Franklyn Lisk, an Economist with 45 years of academic and policy experience, is currently Professorial Research Fellow at Centre for the Study of Globalisation and Regionalisation (CSGR), University of Warwick, UK, where he specialises in the international political economy of African development and is also the ‘Africa Lead’ for the university’s Global Research Priority Programme on International Development.
Outside Warwick, Professor Lisk acts as Special Adviser on Policy to former President of Nigeria, H.E. Olusegun Obasanjo, and is a Senior Associate of the Center for Research on Political Economy (CREPOL) which is based in Dakar, Senegal. He is also an honorary visiting Professor in Health Economics at the University of KwaZulu-Natal in Durban, South Africa.
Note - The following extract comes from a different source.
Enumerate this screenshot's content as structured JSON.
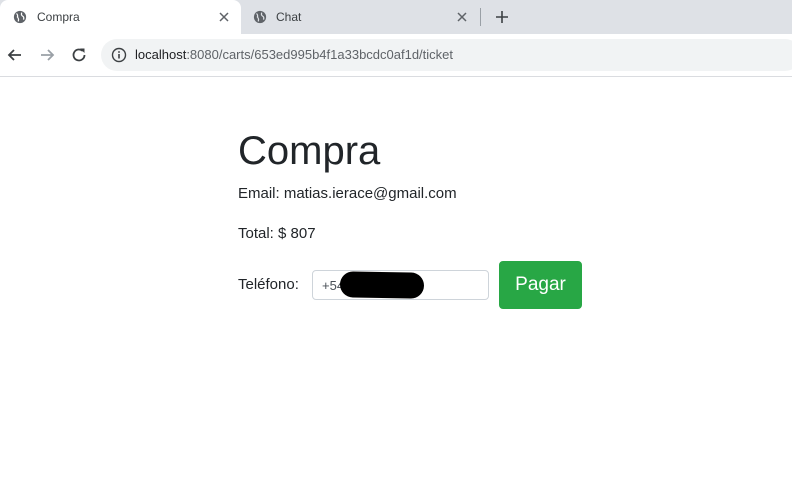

In addition, he regularly provides technical advice on development strategy and policy issues to various UN development organisations, multilateral and national and donor agencies, and African regional institutions and governments. Before joining Warwick University in 2006, he was at Stellenbosch University in South Africa for a year as a visiting professor, and prior to that spent three decades with the Geneva-based International Labour Organisation (ILO) where held key positions including Senior Economist, Regional Adviser on Employment Planning and Policy for the Caribbean, Deputy Regional Director for Africa, Director of ILO Liaison Office in New York and Special Representative to the UN and the Bretton Woods institutions, and founding Director of the ILO Global Programme on HIV/AIDS and the World of Work.
He has published widely on national and international development and globalisation policy issues including global health governance and health sector development, employment promotion and labour market policies, poverty reduction and sustainable development strategies, China-Africa relations, natural resources management and climate change. He holds a PhD in Economics and West African Studies from the University of Birmingham, UK, where he also lectured in development economics in the early 1970s.